**PROBLEM TO WORK ON:**
Repeat each line of the data below exactly, but skip the pictures.

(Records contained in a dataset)
★ ★ ★ ★ ★

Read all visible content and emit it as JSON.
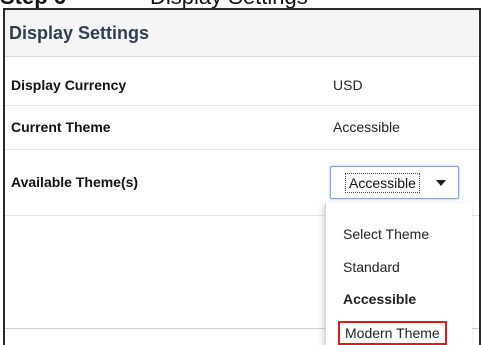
{
  "page_fragment": {
    "bold_text": "Step 6",
    "plain_text": "Display Settings"
  },
  "panel": {
    "title": "Display Settings"
  },
  "rows": {
    "currency": {
      "label": "Display Currency",
      "value": "USD"
    },
    "theme": {
      "label": "Current Theme",
      "value": "Accessible"
    },
    "available": {
      "label": "Available Theme(s)"
    }
  },
  "theme_select": {
    "selected": "Accessible",
    "options": [
      "Select Theme",
      "Standard",
      "Accessible",
      "Modern Theme"
    ],
    "highlighted_option": "Modern Theme"
  },
  "colors": {
    "highlight_border": "#e0191e",
    "select_focus": "#7aa7e0",
    "header_bg": "#f5f5f5"
  },
  "icons": {
    "dropdown_caret": "chevron-down-icon"
  }
}
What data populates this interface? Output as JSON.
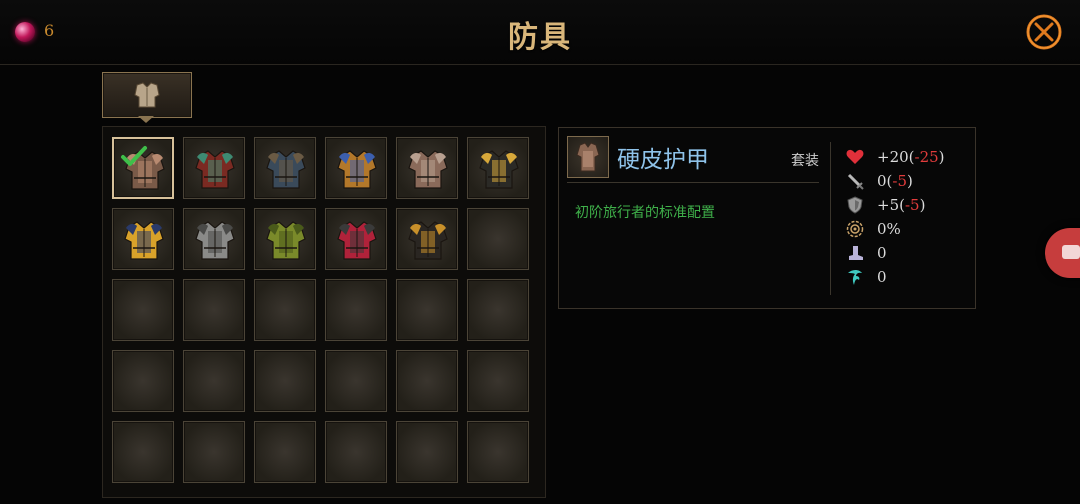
{
  "header": {
    "title": "防具",
    "gem_count": "6"
  },
  "item": {
    "name": "硬皮护甲",
    "set_label": "套装",
    "description": "初阶旅行者的标准配置"
  },
  "stats": [
    {
      "icon": "heart-icon",
      "base": "+20(",
      "delta": "-25",
      "close": ")"
    },
    {
      "icon": "sword-icon",
      "base": "0(",
      "delta": "-5",
      "close": ")"
    },
    {
      "icon": "shield-icon",
      "base": "+5(",
      "delta": "-5",
      "close": ")"
    },
    {
      "icon": "crit-gear-icon",
      "base": "0%",
      "delta": "",
      "close": ""
    },
    {
      "icon": "boot-icon",
      "base": "0",
      "delta": "",
      "close": ""
    },
    {
      "icon": "dodge-wing-icon",
      "base": "0",
      "delta": "",
      "close": ""
    }
  ],
  "inventory": [
    {
      "armor": "leather-armor-icon",
      "colors": [
        "#7a5a48",
        "#b88a70"
      ],
      "selected": true
    },
    {
      "armor": "red-green-armor-icon",
      "colors": [
        "#7a2a22",
        "#3e8a72"
      ]
    },
    {
      "armor": "blue-steel-armor-icon",
      "colors": [
        "#3a4a5a",
        "#6a5a44"
      ]
    },
    {
      "armor": "gold-blue-armor-icon",
      "colors": [
        "#b3782a",
        "#3c5fae"
      ]
    },
    {
      "armor": "bronze-plate-armor-icon",
      "colors": [
        "#8a6a5a",
        "#b8a090"
      ]
    },
    {
      "armor": "gold-dark-armor-icon",
      "colors": [
        "#2b2a26",
        "#d7a83a"
      ]
    },
    {
      "armor": "golden-lion-armor-icon",
      "colors": [
        "#d9a22a",
        "#2a3a6a"
      ]
    },
    {
      "armor": "steel-plate-armor-icon",
      "colors": [
        "#8a8a88",
        "#4a4a48"
      ]
    },
    {
      "armor": "green-ornate-armor-icon",
      "colors": [
        "#7a8a2a",
        "#4a5a1a"
      ]
    },
    {
      "armor": "crimson-armor-icon",
      "colors": [
        "#b0223a",
        "#3a3a3a"
      ]
    },
    {
      "armor": "dark-gold-armor-icon",
      "colors": [
        "#2a2622",
        "#c8902a"
      ]
    },
    {
      "armor": "empty"
    },
    {
      "armor": "empty"
    },
    {
      "armor": "empty"
    },
    {
      "armor": "empty"
    },
    {
      "armor": "empty"
    },
    {
      "armor": "empty"
    },
    {
      "armor": "empty"
    },
    {
      "armor": "empty"
    },
    {
      "armor": "empty"
    },
    {
      "armor": "empty"
    },
    {
      "armor": "empty"
    },
    {
      "armor": "empty"
    },
    {
      "armor": "empty"
    },
    {
      "armor": "empty"
    },
    {
      "armor": "empty"
    },
    {
      "armor": "empty"
    },
    {
      "armor": "empty"
    },
    {
      "armor": "empty"
    },
    {
      "armor": "empty"
    }
  ],
  "colors": {
    "title": "#d9b67a",
    "item_name": "#8fc3ea",
    "description": "#3fb04a",
    "penalty": "#e23c3c",
    "gem": "#c2185b"
  }
}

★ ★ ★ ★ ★

**ANSWER TO THIS EXERCISE:**
Read all visible content and emit it as JSON.
{
  "page_fragment": {
    "bold_text": "Step 6",
    "plain_text": "Display Settings"
  },
  "panel": {
    "title": "Display Settings"
  },
  "rows": {
    "currency": {
      "label": "Display Currency",
      "value": "USD"
    },
    "theme": {
      "label": "Current Theme",
      "value": "Accessible"
    },
    "available": {
      "label": "Available Theme(s)"
    }
  },
  "theme_select": {
    "selected": "Accessible",
    "options": [
      "Select Theme",
      "Standard",
      "Accessible",
      "Modern Theme"
    ],
    "highlighted_option": "Modern Theme"
  },
  "colors": {
    "highlight_border": "#e0191e",
    "select_focus": "#7aa7e0",
    "header_bg": "#f5f5f5"
  },
  "icons": {
    "dropdown_caret": "chevron-down-icon"
  }
}
What data populates this interface? Output as JSON.
{
  "header": {
    "title": "防具",
    "gem_count": "6"
  },
  "item": {
    "name": "硬皮护甲",
    "set_label": "套装",
    "description": "初阶旅行者的标准配置"
  },
  "stats": [
    {
      "icon": "heart-icon",
      "base": "+20(",
      "delta": "-25",
      "close": ")"
    },
    {
      "icon": "sword-icon",
      "base": "0(",
      "delta": "-5",
      "close": ")"
    },
    {
      "icon": "shield-icon",
      "base": "+5(",
      "delta": "-5",
      "close": ")"
    },
    {
      "icon": "crit-gear-icon",
      "base": "0%",
      "delta": "",
      "close": ""
    },
    {
      "icon": "boot-icon",
      "base": "0",
      "delta": "",
      "close": ""
    },
    {
      "icon": "dodge-wing-icon",
      "base": "0",
      "delta": "",
      "close": ""
    }
  ],
  "inventory": [
    {
      "armor": "leather-armor-icon",
      "colors": [
        "#7a5a48",
        "#b88a70"
      ],
      "selected": true
    },
    {
      "armor": "red-green-armor-icon",
      "colors": [
        "#7a2a22",
        "#3e8a72"
      ]
    },
    {
      "armor": "blue-steel-armor-icon",
      "colors": [
        "#3a4a5a",
        "#6a5a44"
      ]
    },
    {
      "armor": "gold-blue-armor-icon",
      "colors": [
        "#b3782a",
        "#3c5fae"
      ]
    },
    {
      "armor": "bronze-plate-armor-icon",
      "colors": [
        "#8a6a5a",
        "#b8a090"
      ]
    },
    {
      "armor": "gold-dark-armor-icon",
      "colors": [
        "#2b2a26",
        "#d7a83a"
      ]
    },
    {
      "armor": "golden-lion-armor-icon",
      "colors": [
        "#d9a22a",
        "#2a3a6a"
      ]
    },
    {
      "armor": "steel-plate-armor-icon",
      "colors": [
        "#8a8a88",
        "#4a4a48"
      ]
    },
    {
      "armor": "green-ornate-armor-icon",
      "colors": [
        "#7a8a2a",
        "#4a5a1a"
      ]
    },
    {
      "armor": "crimson-armor-icon",
      "colors": [
        "#b0223a",
        "#3a3a3a"
      ]
    },
    {
      "armor": "dark-gold-armor-icon",
      "colors": [
        "#2a2622",
        "#c8902a"
      ]
    },
    {
      "armor": "empty"
    },
    {
      "armor": "empty"
    },
    {
      "armor": "empty"
    },
    {
      "armor": "empty"
    },
    {
      "armor": "empty"
    },
    {
      "armor": "empty"
    },
    {
      "armor": "empty"
    },
    {
      "armor": "empty"
    },
    {
      "armor": "empty"
    },
    {
      "armor": "empty"
    },
    {
      "armor": "empty"
    },
    {
      "armor": "empty"
    },
    {
      "armor": "empty"
    },
    {
      "armor": "empty"
    },
    {
      "armor": "empty"
    },
    {
      "armor": "empty"
    },
    {
      "armor": "empty"
    },
    {
      "armor": "empty"
    },
    {
      "armor": "empty"
    }
  ],
  "colors": {
    "title": "#d9b67a",
    "item_name": "#8fc3ea",
    "description": "#3fb04a",
    "penalty": "#e23c3c",
    "gem": "#c2185b"
  }
}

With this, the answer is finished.